4. Were you a re-reader as a child? If so, which book did you re-read most often?
I don't remember being much of a re-reader when I was a child. I am now! But I was more eager to get the next book in the series, or to find a new series. I was sad when I found out that Louisa May Alcott was long dead and there were no more books by her. So when I did any re-reading at all, it was usually Alcott books.
5. What's the first adult book that captured your interest and how old were you when you read it?
Somehow I got interested in Sherlock Holmes when I was about 12 or 13. This led me to Agatha Christie, and on to Alistair MacLean. By the time I emerged from those, I was pretty much done with children's books (except for Trixie) until college.
6. Are there children’s books that you passed by as a child that you have learned to love as an adult? Which ones?

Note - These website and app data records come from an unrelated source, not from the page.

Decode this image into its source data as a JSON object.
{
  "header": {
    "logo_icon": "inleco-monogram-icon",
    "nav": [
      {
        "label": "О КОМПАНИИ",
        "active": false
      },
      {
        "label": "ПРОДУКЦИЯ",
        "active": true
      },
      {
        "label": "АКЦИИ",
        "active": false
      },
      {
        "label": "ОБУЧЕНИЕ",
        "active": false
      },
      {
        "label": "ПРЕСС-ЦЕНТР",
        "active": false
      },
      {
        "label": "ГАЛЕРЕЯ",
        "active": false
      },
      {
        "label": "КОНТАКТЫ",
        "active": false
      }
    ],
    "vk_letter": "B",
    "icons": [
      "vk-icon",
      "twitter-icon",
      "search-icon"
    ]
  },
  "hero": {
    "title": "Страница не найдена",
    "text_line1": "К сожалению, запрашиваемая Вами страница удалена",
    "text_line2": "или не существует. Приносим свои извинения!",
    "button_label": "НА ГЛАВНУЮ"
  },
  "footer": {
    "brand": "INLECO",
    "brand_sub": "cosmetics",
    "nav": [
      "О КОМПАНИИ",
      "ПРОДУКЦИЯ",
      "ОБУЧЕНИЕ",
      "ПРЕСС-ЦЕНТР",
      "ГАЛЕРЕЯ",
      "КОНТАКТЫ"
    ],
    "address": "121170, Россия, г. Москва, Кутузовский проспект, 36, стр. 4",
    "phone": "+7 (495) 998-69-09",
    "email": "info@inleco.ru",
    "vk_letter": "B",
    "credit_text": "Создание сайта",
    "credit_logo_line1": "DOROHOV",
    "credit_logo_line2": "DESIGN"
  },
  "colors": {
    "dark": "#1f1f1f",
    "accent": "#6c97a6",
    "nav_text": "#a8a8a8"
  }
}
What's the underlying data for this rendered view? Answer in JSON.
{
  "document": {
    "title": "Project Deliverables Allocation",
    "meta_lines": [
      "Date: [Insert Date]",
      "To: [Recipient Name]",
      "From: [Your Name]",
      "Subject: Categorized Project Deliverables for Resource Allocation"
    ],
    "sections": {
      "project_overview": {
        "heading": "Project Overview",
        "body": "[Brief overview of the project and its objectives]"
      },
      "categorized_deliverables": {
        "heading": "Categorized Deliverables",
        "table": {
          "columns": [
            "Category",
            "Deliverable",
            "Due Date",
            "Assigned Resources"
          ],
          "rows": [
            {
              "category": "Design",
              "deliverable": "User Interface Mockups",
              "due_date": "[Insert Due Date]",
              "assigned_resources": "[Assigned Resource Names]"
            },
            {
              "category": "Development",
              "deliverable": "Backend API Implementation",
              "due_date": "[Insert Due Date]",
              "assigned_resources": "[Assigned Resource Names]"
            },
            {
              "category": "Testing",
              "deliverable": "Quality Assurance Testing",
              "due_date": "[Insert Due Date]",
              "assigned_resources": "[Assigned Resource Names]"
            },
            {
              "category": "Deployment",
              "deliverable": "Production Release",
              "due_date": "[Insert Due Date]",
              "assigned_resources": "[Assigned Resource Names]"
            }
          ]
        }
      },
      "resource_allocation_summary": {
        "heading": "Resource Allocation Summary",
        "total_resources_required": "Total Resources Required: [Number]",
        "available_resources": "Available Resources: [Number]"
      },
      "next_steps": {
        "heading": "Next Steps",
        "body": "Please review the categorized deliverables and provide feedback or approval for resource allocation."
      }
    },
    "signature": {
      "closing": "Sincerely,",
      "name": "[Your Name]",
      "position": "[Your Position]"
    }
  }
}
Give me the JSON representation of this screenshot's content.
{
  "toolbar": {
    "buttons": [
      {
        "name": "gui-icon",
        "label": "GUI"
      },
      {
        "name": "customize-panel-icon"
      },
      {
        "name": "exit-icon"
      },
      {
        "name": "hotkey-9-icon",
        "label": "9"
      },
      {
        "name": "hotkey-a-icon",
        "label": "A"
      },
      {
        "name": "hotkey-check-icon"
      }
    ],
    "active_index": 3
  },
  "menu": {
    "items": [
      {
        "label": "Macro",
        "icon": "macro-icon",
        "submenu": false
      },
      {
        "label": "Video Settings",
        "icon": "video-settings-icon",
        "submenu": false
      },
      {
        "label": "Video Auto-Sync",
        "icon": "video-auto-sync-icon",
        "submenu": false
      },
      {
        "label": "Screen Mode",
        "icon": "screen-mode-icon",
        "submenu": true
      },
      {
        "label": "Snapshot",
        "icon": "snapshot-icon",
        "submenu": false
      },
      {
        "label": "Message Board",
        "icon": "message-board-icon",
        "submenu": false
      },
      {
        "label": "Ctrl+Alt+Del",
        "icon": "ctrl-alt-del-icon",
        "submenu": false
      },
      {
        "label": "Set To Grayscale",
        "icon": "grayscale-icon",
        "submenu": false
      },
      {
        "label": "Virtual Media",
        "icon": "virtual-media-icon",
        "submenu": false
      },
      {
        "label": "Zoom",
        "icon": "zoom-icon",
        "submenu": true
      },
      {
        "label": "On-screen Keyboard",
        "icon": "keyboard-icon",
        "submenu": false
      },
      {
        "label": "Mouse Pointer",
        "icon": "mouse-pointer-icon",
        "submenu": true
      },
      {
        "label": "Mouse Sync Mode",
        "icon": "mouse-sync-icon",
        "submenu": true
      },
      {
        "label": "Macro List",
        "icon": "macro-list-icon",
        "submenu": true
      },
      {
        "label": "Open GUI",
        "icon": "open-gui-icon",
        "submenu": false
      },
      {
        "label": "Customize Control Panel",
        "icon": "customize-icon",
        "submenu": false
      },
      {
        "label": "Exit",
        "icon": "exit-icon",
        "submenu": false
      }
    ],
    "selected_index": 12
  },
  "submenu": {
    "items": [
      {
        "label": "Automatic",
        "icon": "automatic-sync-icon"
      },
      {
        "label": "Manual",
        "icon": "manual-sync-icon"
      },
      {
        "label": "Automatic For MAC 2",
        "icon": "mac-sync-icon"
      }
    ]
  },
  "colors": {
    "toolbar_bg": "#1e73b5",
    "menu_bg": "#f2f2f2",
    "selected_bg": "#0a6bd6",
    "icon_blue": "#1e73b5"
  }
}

One evening at the end of my sophomore year of college, when I should have been studying for finals, I ended up browsing the children's section of a local bookstore. That night I discovered a line of books published by Dell called Yearling Classics. It included titles I already knew (like Little Women and The Five Little Peppers) but also titles I'd never heard of that turned out to be wonderful books (Daddy-Long-Legs, Girl of the Limberlost, The Princess and the Goblin, etc). And that easily, just in leafing through and then reading a few of the books, I was hooked again on children's literature.
I went on to do my undergraduate thesis and my graduate work in children's literature. But during this time, I focused on a pretty narrow scope of books -- girls' books written in North America in the late 19th century or early 20th century. So there were so many children's books I was missing, even then. And I still have a lot of catching up to do.
So... what's your early reading story?